Build your vocabulary with Merriam-Webster's Word of the Day! Each day a Merriam-Webster editor offers insight into a fascinating new word -- explaining its meaning, current use, and little-known details about its origin.
July 19th, 2015
Episode 261 of 758 episodes
Merriam-Webster's Word of the Day for July 19, 2015 is: rue \ROO\ verb : to feel regret, remorse, or penitence for Examples: I rue the day I agreed to serve on this committee. "While times do change, they don't always change for the best; Sheldon rues that Sundays are no longer a church-dominated day in many Christian denominations." Carolyn Bostick, Observer-Dispatch (Utica, New York), April 18, 2015 Did you know? If you remember your high school French, or if you've ever strolled down the Rue de Rivoli in Paris, you may have the notion that the English word rue is somehow connected to the French word for "street." In actuality, the French and English words are not related at all.
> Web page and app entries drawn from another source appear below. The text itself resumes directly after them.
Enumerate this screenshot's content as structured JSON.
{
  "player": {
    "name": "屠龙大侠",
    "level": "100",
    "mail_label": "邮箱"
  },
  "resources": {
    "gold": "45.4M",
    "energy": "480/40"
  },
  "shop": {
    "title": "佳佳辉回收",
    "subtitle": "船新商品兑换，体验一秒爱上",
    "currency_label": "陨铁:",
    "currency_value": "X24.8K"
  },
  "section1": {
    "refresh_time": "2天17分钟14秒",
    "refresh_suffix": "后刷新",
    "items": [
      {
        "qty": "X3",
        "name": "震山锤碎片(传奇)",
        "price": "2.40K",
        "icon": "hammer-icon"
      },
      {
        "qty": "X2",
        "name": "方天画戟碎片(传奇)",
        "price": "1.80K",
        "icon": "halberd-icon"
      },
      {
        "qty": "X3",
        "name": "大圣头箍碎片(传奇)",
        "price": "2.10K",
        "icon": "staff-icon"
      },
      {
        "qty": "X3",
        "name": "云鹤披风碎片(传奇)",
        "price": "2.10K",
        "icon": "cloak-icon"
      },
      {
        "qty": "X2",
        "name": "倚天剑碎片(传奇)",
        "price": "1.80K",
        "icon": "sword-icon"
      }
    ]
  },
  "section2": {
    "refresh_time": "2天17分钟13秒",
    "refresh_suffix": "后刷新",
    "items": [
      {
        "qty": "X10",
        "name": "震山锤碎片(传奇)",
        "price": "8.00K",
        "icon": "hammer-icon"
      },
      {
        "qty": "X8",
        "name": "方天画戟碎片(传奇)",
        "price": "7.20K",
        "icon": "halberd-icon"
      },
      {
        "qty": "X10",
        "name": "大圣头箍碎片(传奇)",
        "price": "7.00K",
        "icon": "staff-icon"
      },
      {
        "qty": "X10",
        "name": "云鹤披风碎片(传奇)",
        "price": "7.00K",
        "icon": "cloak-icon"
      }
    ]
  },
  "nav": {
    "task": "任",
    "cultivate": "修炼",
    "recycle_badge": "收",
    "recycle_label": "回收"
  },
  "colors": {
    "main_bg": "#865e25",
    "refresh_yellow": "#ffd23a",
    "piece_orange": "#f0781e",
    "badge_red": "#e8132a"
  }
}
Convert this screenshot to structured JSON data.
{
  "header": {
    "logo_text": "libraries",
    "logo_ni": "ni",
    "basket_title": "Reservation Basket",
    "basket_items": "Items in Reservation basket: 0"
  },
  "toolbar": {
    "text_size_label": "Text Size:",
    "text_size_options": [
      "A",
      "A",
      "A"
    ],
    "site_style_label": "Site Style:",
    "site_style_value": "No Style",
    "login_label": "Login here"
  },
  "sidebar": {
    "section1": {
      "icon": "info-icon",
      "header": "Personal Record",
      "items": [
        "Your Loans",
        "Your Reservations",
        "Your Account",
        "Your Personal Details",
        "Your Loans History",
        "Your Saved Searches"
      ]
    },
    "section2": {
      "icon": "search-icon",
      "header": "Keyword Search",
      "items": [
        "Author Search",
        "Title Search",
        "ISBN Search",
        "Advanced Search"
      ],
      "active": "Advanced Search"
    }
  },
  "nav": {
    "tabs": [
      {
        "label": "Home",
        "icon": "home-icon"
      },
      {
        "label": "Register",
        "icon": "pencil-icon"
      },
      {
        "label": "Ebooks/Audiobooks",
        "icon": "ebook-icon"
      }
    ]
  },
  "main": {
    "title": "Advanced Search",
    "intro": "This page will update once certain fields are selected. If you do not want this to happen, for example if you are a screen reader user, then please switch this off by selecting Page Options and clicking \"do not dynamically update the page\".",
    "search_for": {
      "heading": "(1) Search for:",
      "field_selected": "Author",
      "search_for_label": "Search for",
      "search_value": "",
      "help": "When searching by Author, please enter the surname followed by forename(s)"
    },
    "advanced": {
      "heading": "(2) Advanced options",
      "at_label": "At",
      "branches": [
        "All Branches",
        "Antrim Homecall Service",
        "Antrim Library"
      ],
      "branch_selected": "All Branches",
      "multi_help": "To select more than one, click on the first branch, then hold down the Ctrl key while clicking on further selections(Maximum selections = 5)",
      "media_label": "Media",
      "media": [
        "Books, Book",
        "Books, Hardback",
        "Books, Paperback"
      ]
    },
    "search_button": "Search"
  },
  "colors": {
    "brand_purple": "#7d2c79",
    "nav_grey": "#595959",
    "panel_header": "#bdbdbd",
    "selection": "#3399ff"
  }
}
The English rue is originally from the Old English word hrēow, meaning "sorrow." Used as both a noun (meaning "regret, sorrow") and, more frequently, a verb, rue is very old, dating back to before the 12th century.